§ Aim of the exercise:
Please repeat the entries below exactly as written, leaving out any images.

── Available data ──

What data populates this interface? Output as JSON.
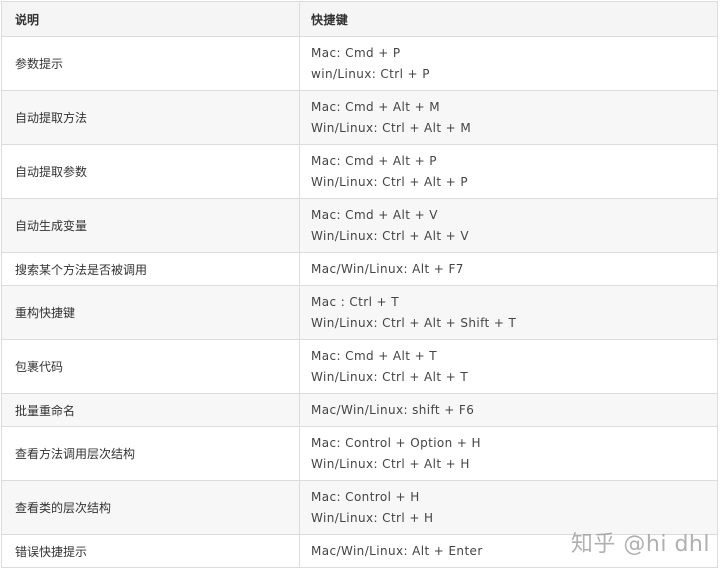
{
  "table": {
    "headers": [
      "说明",
      "快捷键"
    ],
    "rows": [
      {
        "desc": "参数提示",
        "keys": [
          "Mac: Cmd + P",
          "win/Linux: Ctrl + P"
        ]
      },
      {
        "desc": "自动提取方法",
        "keys": [
          "Mac: Cmd + Alt + M",
          "Win/Linux: Ctrl + Alt + M"
        ]
      },
      {
        "desc": "自动提取参数",
        "keys": [
          "Mac: Cmd + Alt + P",
          "Win/Linux: Ctrl + Alt + P"
        ]
      },
      {
        "desc": "自动生成变量",
        "keys": [
          "Mac: Cmd + Alt + V",
          "Win/Linux: Ctrl + Alt + V"
        ]
      },
      {
        "desc": "搜索某个方法是否被调用",
        "keys": [
          "Mac/Win/Linux: Alt + F7"
        ]
      },
      {
        "desc": "重构快捷键",
        "keys": [
          "Mac : Ctrl + T",
          "Win/Linux: Ctrl + Alt + Shift + T"
        ]
      },
      {
        "desc": "包裹代码",
        "keys": [
          "Mac: Cmd + Alt + T",
          "Win/Linux: Ctrl + Alt + T"
        ]
      },
      {
        "desc": "批量重命名",
        "keys": [
          "Mac/Win/Linux: shift + F6"
        ]
      },
      {
        "desc": "查看方法调用层次结构",
        "keys": [
          "Mac: Control + Option + H",
          "Win/Linux: Ctrl + Alt + H"
        ]
      },
      {
        "desc": "查看类的层次结构",
        "keys": [
          "Mac: Control + H",
          "Win/Linux: Ctrl + H"
        ]
      },
      {
        "desc": "错误快捷提示",
        "keys": [
          "Mac/Win/Linux: Alt + Enter"
        ]
      }
    ]
  },
  "watermark": "知乎 @hi dhl"
}
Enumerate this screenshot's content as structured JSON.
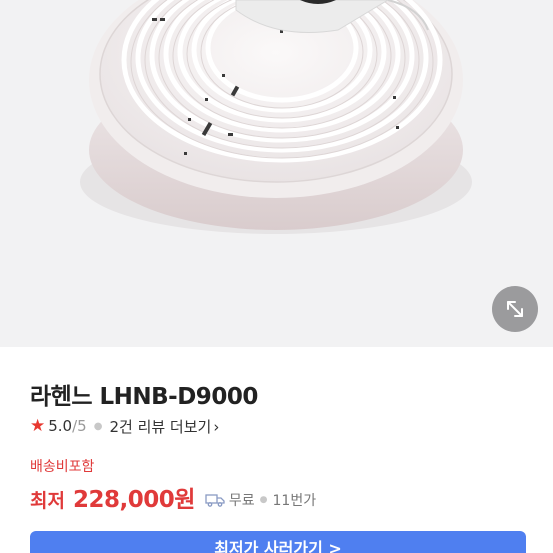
{
  "product": {
    "title": "라헨느 LHNB-D9000",
    "rating": {
      "score": "5.0",
      "max": "/5",
      "star_icon": "star-icon"
    },
    "reviews_link": "2건 리뷰 더보기",
    "shipping_label": "배송비포함",
    "price_prefix": "최저",
    "price": "228,000원",
    "delivery": "무료",
    "seller_count": "11번가",
    "cta_label": "최저가 사러가기 >"
  },
  "colors": {
    "accent_red": "#e03a3a",
    "star": "#e8382f",
    "cta_blue": "#4f7ff0"
  },
  "icons": {
    "expand": "expand-arrows-icon",
    "truck": "truck-icon"
  }
}
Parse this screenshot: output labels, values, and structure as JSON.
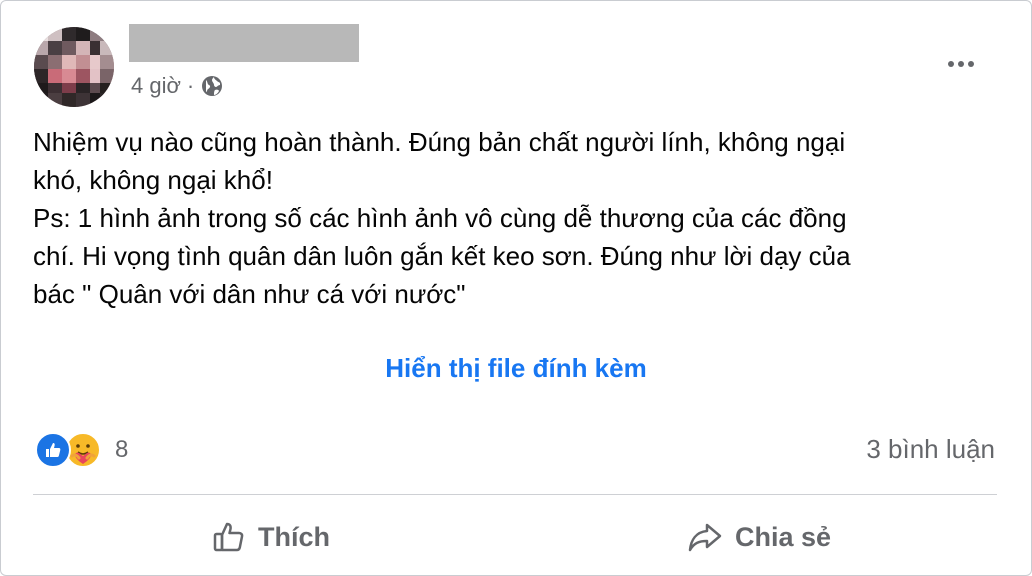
{
  "post": {
    "timestamp": "4 giờ",
    "separator": "·",
    "privacy_icon": "globe-icon",
    "body_lines": [
      "Nhiệm vụ nào cũng hoàn thành. Đúng bản chất người lính, không ngại",
      "khó, không ngại khổ!",
      "Ps: 1 hình ảnh trong số các hình ảnh vô cùng dễ thương của các đồng",
      "chí. Hi vọng tình quân dân luôn gắn kết keo sơn. Đúng như lời dạy của",
      "bác \" Quân với dân như cá với nước\""
    ],
    "attachment_link": "Hiển thị file đính kèm"
  },
  "reactions": {
    "icons": [
      "like-icon",
      "care-icon"
    ],
    "count": "8",
    "comments": "3 bình luận"
  },
  "actions": {
    "like_label": "Thích",
    "share_label": "Chia sẻ"
  },
  "colors": {
    "link": "#1877f2",
    "secondary_text": "#65676b",
    "like_blue": "#1b74e4",
    "care_yellow": "#f7b928"
  }
}
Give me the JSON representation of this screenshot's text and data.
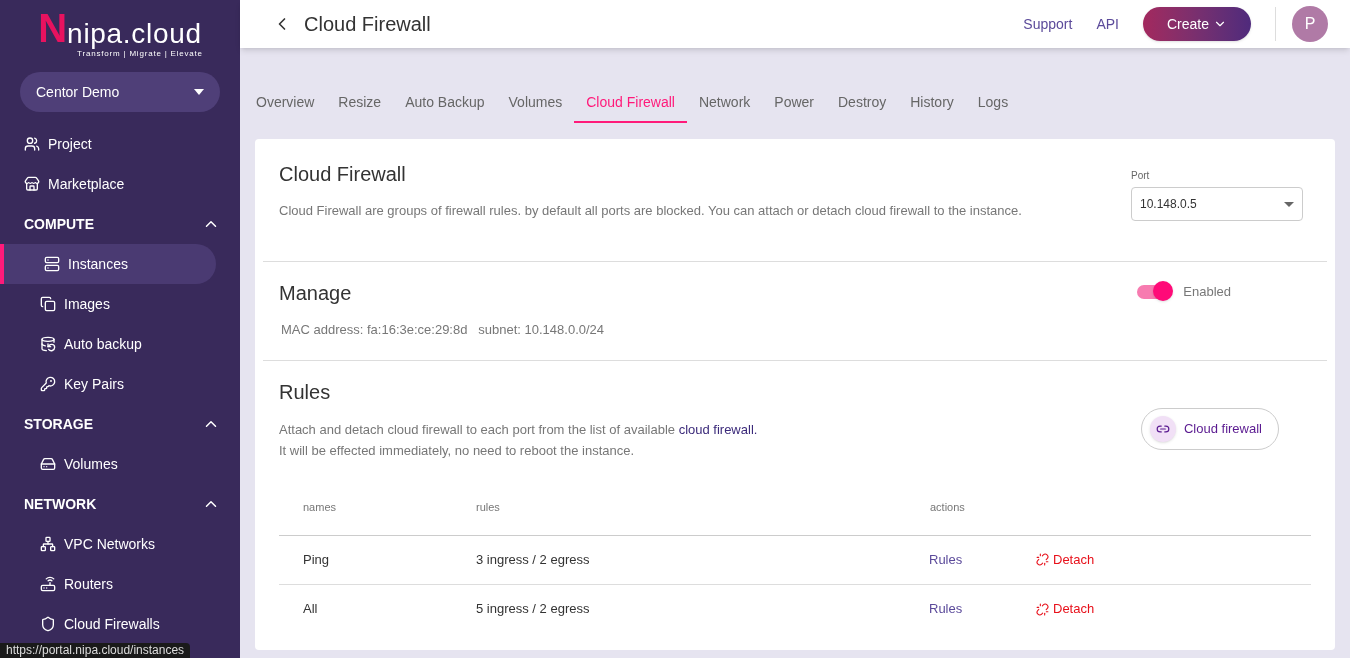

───

§ Written response:
What data populates this interface? Output as JSON.
{
  "table": {
    "headers": [
      "说明",
      "快捷键"
    ],
    "rows": [
      {
        "desc": "参数提示",
        "keys": [
          "Mac: Cmd + P",
          "win/Linux: Ctrl + P"
        ]
      },
      {
        "desc": "自动提取方法",
        "keys": [
          "Mac: Cmd + Alt + M",
          "Win/Linux: Ctrl + Alt + M"
        ]
      },
      {
        "desc": "自动提取参数",
        "keys": [
          "Mac: Cmd + Alt + P",
          "Win/Linux: Ctrl + Alt + P"
        ]
      },
      {
        "desc": "自动生成变量",
        "keys": [
          "Mac: Cmd + Alt + V",
          "Win/Linux: Ctrl + Alt + V"
        ]
      },
      {
        "desc": "搜索某个方法是否被调用",
        "keys": [
          "Mac/Win/Linux: Alt + F7"
        ]
      },
      {
        "desc": "重构快捷键",
        "keys": [
          "Mac : Ctrl + T",
          "Win/Linux: Ctrl + Alt + Shift + T"
        ]
      },
      {
        "desc": "包裹代码",
        "keys": [
          "Mac: Cmd + Alt + T",
          "Win/Linux: Ctrl + Alt + T"
        ]
      },
      {
        "desc": "批量重命名",
        "keys": [
          "Mac/Win/Linux: shift + F6"
        ]
      },
      {
        "desc": "查看方法调用层次结构",
        "keys": [
          "Mac: Control + Option + H",
          "Win/Linux: Ctrl + Alt + H"
        ]
      },
      {
        "desc": "查看类的层次结构",
        "keys": [
          "Mac: Control + H",
          "Win/Linux: Ctrl + H"
        ]
      },
      {
        "desc": "错误快捷提示",
        "keys": [
          "Mac/Win/Linux: Alt + Enter"
        ]
      }
    ]
  },
  "watermark": "知乎 @hi dhl"
}
Enumerate this screenshot's content as structured JSON.
{
  "product": {
    "title": "라헨느 LHNB-D9000",
    "rating": {
      "score": "5.0",
      "max": "/5",
      "star_icon": "star-icon"
    },
    "reviews_link": "2건 리뷰 더보기",
    "shipping_label": "배송비포함",
    "price_prefix": "최저",
    "price": "228,000원",
    "delivery": "무료",
    "seller_count": "11번가",
    "cta_label": "최저가 사러가기 >"
  },
  "colors": {
    "accent_red": "#e03a3a",
    "star": "#e8382f",
    "cta_blue": "#4f7ff0"
  },
  "icons": {
    "expand": "expand-arrows-icon",
    "truck": "truck-icon"
  }
}
Parse this screenshot: output labels, values, and structure as JSON.
{
  "post": {
    "timestamp": "4 giờ",
    "separator": "·",
    "privacy_icon": "globe-icon",
    "body_lines": [
      "Nhiệm vụ nào cũng hoàn thành. Đúng bản chất người lính, không ngại",
      "khó, không ngại khổ!",
      "Ps: 1 hình ảnh trong số các hình ảnh vô cùng dễ thương của các đồng",
      "chí. Hi vọng tình quân dân luôn gắn kết keo sơn. Đúng như lời dạy của",
      "bác \" Quân với dân như cá với nước\""
    ],
    "attachment_link": "Hiển thị file đính kèm"
  },
  "reactions": {
    "icons": [
      "like-icon",
      "care-icon"
    ],
    "count": "8",
    "comments": "3 bình luận"
  },
  "actions": {
    "like_label": "Thích",
    "share_label": "Chia sẻ"
  },
  "colors": {
    "link": "#1877f2",
    "secondary_text": "#65676b",
    "like_blue": "#1b74e4",
    "care_yellow": "#f7b928"
  }
}
Give me the JSON representation of this screenshot's text and data.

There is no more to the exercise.